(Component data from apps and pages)
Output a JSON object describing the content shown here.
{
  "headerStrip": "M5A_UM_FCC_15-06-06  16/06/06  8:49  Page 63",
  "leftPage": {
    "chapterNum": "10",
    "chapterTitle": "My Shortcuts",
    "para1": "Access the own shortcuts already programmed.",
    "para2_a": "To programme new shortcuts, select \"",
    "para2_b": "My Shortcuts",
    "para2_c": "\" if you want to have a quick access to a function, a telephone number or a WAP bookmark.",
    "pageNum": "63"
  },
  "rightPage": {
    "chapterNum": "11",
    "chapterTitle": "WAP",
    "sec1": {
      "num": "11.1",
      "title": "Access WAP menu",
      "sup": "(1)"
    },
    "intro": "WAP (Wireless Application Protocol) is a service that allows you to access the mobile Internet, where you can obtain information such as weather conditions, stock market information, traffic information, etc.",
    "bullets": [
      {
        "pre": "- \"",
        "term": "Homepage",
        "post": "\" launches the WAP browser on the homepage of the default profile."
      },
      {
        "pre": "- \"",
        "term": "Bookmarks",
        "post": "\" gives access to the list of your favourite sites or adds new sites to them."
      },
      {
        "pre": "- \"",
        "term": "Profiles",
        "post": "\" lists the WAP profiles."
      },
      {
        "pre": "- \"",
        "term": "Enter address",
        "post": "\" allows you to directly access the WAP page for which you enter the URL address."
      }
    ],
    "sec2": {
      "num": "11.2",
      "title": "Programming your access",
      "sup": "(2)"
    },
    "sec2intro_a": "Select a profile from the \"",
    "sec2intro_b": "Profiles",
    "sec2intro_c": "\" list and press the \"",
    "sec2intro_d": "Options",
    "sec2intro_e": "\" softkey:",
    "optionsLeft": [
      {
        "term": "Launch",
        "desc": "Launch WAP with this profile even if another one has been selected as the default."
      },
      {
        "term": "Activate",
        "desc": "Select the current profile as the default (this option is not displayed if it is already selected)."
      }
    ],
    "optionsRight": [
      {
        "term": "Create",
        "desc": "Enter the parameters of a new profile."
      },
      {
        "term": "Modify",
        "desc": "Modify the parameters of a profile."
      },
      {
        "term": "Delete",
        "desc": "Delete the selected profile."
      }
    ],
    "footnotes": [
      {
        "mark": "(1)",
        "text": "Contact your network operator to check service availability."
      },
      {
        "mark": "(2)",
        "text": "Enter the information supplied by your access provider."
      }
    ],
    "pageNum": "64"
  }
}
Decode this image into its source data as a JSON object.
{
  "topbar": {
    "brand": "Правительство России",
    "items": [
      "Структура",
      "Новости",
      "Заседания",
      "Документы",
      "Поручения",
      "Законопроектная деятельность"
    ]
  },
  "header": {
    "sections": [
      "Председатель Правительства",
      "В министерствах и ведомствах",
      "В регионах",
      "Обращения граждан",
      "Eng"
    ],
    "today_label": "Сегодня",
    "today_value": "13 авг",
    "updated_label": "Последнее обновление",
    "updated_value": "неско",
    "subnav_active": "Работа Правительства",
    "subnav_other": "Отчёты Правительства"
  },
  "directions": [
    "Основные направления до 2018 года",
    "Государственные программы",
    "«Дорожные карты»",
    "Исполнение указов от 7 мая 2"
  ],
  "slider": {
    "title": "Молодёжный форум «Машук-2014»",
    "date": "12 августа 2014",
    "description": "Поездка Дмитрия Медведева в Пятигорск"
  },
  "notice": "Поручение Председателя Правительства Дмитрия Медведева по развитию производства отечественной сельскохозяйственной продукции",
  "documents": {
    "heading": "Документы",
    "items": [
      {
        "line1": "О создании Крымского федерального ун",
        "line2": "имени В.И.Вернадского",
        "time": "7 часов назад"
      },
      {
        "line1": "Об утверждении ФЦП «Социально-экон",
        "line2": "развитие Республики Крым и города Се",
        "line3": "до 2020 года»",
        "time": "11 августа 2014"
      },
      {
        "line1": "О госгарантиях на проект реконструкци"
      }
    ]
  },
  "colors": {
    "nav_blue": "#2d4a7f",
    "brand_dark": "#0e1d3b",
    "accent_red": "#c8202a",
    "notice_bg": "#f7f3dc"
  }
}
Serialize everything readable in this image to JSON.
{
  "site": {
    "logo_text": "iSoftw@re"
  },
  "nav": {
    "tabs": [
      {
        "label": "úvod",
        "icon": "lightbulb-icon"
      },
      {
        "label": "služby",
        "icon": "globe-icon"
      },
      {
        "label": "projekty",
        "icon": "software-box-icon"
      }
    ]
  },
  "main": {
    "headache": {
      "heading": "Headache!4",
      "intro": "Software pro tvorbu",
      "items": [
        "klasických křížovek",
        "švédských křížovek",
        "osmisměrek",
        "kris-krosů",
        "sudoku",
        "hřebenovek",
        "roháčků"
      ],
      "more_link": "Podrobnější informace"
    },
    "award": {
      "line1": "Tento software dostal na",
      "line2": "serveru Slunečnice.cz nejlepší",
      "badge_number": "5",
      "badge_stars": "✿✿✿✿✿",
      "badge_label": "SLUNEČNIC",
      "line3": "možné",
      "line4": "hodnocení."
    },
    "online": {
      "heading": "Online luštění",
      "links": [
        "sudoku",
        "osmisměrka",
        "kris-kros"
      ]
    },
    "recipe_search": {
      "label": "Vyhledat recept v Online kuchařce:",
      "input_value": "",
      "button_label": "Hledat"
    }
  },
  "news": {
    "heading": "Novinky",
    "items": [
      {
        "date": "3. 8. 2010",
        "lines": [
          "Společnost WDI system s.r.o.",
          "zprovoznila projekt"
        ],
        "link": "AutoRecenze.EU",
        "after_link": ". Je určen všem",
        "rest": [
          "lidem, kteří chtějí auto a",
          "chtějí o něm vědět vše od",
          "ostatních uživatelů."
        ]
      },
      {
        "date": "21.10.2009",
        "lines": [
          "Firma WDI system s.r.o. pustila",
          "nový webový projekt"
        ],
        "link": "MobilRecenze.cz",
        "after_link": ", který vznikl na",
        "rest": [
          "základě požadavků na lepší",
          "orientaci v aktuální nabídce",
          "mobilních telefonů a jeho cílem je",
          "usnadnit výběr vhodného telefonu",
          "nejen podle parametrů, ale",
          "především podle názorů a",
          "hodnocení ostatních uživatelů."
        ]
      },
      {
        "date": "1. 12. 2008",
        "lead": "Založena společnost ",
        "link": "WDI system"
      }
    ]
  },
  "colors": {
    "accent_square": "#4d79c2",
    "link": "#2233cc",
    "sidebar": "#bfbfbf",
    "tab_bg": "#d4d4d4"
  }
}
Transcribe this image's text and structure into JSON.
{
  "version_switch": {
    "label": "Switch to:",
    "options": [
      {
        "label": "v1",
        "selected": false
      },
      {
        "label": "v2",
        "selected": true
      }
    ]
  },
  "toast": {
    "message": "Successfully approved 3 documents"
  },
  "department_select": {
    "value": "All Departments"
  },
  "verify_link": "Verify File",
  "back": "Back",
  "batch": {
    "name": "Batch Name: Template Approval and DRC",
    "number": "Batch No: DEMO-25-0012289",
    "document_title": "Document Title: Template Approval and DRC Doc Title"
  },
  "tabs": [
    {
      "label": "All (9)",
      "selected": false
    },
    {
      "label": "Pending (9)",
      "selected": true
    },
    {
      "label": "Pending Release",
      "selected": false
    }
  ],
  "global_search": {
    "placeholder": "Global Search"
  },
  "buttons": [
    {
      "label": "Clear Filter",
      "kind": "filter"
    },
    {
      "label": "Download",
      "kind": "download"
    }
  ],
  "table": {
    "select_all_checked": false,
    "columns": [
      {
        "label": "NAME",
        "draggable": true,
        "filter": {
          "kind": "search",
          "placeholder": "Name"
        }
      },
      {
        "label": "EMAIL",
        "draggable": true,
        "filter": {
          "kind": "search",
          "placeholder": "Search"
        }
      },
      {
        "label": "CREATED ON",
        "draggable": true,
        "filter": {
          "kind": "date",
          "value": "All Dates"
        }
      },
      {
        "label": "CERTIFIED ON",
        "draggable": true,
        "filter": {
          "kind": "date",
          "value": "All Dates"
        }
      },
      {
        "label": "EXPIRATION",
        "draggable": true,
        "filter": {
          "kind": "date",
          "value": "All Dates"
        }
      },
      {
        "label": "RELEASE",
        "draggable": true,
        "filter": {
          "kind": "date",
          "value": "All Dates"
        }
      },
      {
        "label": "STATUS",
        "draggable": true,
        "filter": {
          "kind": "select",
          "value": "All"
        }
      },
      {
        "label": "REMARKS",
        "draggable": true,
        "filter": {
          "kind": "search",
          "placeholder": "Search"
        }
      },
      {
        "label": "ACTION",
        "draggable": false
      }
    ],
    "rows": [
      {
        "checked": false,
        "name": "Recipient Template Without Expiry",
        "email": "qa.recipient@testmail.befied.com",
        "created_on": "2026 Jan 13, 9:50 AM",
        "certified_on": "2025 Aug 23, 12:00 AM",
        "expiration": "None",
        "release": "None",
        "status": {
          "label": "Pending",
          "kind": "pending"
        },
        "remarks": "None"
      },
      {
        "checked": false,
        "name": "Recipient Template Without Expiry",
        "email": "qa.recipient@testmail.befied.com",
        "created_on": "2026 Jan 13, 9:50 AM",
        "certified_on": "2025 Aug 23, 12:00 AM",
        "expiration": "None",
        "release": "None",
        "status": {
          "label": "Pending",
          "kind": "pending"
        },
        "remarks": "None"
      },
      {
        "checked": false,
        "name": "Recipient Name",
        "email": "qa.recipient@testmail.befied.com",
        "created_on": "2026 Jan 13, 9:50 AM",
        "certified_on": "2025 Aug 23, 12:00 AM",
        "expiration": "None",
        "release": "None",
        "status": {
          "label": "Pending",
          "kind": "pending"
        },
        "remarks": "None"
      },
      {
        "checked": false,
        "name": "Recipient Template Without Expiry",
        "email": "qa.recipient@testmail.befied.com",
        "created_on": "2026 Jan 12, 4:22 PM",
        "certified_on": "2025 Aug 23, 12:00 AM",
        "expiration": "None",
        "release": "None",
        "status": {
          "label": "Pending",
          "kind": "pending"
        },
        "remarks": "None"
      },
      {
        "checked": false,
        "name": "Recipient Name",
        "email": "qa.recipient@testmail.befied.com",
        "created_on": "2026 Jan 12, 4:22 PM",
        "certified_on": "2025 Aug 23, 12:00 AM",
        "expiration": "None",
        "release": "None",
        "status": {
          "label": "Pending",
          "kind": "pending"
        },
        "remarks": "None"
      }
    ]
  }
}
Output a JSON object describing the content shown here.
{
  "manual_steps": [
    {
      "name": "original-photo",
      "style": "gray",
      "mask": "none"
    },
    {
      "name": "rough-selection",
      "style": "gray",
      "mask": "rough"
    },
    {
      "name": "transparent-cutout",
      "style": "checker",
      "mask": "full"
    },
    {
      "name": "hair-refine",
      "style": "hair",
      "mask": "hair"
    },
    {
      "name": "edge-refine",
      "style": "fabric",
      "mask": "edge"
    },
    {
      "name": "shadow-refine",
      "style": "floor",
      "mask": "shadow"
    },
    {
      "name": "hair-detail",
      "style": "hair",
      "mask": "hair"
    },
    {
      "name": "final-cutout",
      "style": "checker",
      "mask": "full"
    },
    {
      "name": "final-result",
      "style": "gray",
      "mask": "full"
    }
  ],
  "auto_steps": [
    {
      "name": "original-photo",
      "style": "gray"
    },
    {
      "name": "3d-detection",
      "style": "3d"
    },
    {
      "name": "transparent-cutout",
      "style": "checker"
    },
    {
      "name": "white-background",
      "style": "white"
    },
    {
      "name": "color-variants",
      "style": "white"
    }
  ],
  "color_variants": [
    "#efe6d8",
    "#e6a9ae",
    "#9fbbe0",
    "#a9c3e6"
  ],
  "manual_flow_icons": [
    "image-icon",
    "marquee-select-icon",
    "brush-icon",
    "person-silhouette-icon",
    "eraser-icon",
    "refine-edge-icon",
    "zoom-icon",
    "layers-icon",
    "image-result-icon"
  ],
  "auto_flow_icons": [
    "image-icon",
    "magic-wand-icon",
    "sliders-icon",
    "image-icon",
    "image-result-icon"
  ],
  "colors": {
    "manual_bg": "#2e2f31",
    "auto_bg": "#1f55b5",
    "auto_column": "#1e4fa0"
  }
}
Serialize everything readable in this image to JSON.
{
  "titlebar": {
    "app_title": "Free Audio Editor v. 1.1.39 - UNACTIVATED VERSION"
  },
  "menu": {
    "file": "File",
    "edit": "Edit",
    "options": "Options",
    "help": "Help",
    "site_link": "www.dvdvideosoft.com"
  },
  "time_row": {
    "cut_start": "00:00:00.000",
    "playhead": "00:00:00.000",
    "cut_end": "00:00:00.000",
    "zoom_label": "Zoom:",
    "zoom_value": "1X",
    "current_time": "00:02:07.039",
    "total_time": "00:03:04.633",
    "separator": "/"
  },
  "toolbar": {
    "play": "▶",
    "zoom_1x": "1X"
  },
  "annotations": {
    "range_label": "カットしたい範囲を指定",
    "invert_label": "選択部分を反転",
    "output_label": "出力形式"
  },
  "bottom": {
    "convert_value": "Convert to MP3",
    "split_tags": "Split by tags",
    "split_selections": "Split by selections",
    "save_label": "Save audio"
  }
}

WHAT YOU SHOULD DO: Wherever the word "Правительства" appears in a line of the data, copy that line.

RESULT BELOW:
      "Председатель Правительства",
    "subnav_active": "Работа Правительства",
    "subnav_other": "Отчёты Правительства"
  "notice": "Поручение Председателя Правительства Дмитрия Медведева по развитию производства отечественной сельскохозяйственной продукции",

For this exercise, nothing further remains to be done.